uploads/2014/11/Returns3.jpg

Why Enterprise Products Partners is a solid investment

By

Updated

Solid investment

We analyzed Enterprise Products Partners’ (EPD) 3Q14 results. We also looked at its various capital projects in the pipeline. Does the company’s growth chart interest investors?

Outperformed in 2014

Year-to-date (or YTD) 2014, EPD outperformed the industry and broader market. EPD’s stock returned ~20% YTD. On an annualized basis, this means an ~24% return.

Returns

In comparison, the Alerian MLP ETF (AMLP) returned 11.4% YTD—or 13.6% annualized. The SPDR S&P 500 ETF (SPY) is up 12.7% YTD—or ~15% annualized.

EPD also outperformed its industry peer—Plains All American LP (PAA). It underperformed Kinder Morgan Energy Partners (KMP). YTD, PAA returned 10.3%. KMP’s return was 26.2%. Other midstream operators that exceeded the broad market performance in 2014 include Williams Companies (WMB) and Kinder Morgan Energy Inc. (KMI).

What’s driving EPD?

  • A diversified and flexible midstream portfolio. It doesn’t depend on any particular commodity.
  • Access to some of the fastest growing shale plays—like Barnett, Eagle Ford, Haynesville, Marcellus, Utica, and San Juan basins.
  • New liquefied petroleum gas (or LPG), ethane, and natural gas liquid (or NGL) export infrastructure to propel growth.
  • Complementary asset acquisitions to gain access to marine transportation. Read our article on “Enterprise Products Partners acquires Oiltanking Partners” to learn why.
  • 5.8% higher annualized cash distributions. In 3Q14, EPD increased cash distributions to $0.365 per unit—or $1.46 per unit—annualized.
  • NGL, crude oil, refined products, and petrochemical pipeline volumes for the first nine months in 2014 increased 7% to a record 5.2 million barrels per day (or bpd)—from 4.85 million barrels per day (or MMbbls/d) in the first nine months in 2013. Higher sales price realized across all the categories.
  • Increased midstream activity with the recently completed ATEX pipeline and Rocky Mountain expansion of the Mid-America Pipeline System.
  • Fee-based natural gas processing volumes for the first nine months in 2014 increased 6% to 4.87 billion cubic feet per day (or Bcf/d).
  • Marketing activities targeted to bolster operating margins by adding fee-based earnings to leverage demand-supply gaps in the business segments.

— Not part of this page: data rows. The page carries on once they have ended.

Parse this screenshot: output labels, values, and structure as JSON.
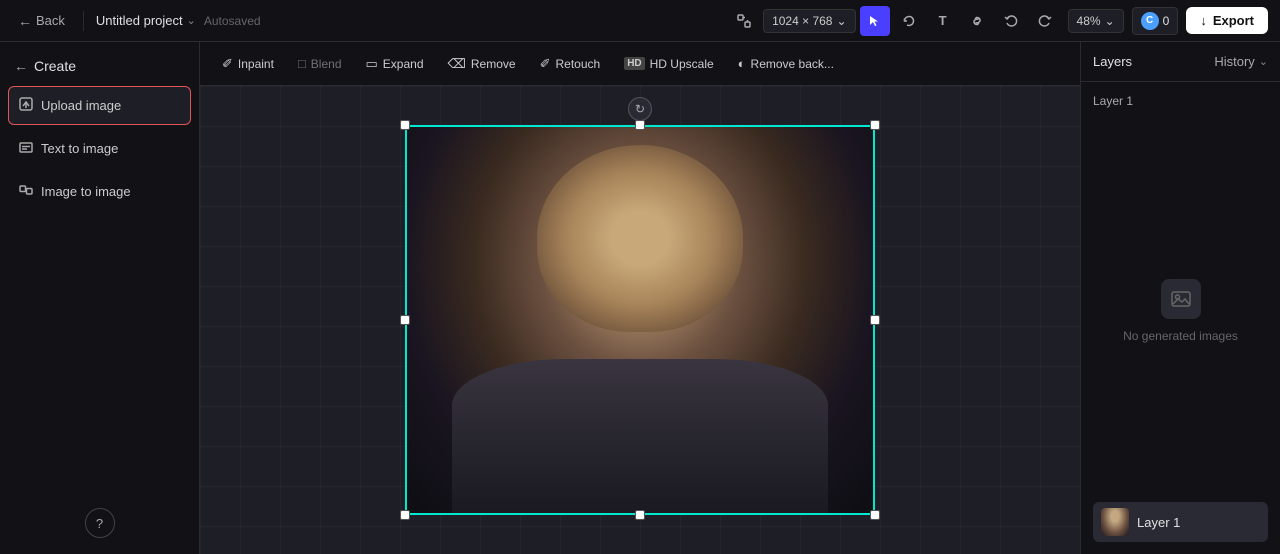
{
  "header": {
    "back_label": "Back",
    "project_name": "Untitled project",
    "autosaved_label": "Autosaved",
    "canvas_size": "1024 × 768",
    "zoom_level": "48%",
    "credits_count": "0",
    "export_label": "Export"
  },
  "toolbar": {
    "inpaint_label": "Inpaint",
    "blend_label": "Blend",
    "expand_label": "Expand",
    "remove_label": "Remove",
    "retouch_label": "Retouch",
    "upscale_label": "HD Upscale",
    "remove_bg_label": "Remove back..."
  },
  "sidebar": {
    "create_label": "Create",
    "items": [
      {
        "id": "upload-image",
        "label": "Upload image",
        "active": true
      },
      {
        "id": "text-to-image",
        "label": "Text to image",
        "active": false
      },
      {
        "id": "image-to-image",
        "label": "Image to image",
        "active": false
      }
    ]
  },
  "right_panel": {
    "layers_tab": "Layers",
    "history_tab": "History",
    "layer_label": "Layer 1",
    "no_generated_label": "No generated images",
    "layer_item_name": "Layer 1"
  }
}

What’s the drag?

EPD’s 2014 performance was negatively affected by:

  • Lower West Texas Intermediate (WTI)-Light Louisiana Sweet (LLS) price spread. We’ll discuss this in the next part of the series.
  • Lower natural gas transportation volumes—due to the drilling program being curtailed by some lean gas producers in the Haynesville Shale in response to low natural gas price—and lower transportation volume in EPD’s Texas Intrastate System.

2014 capital spending will come down from what was previously anticipated. Some of the capex shifted to 2015.

More From Market Realist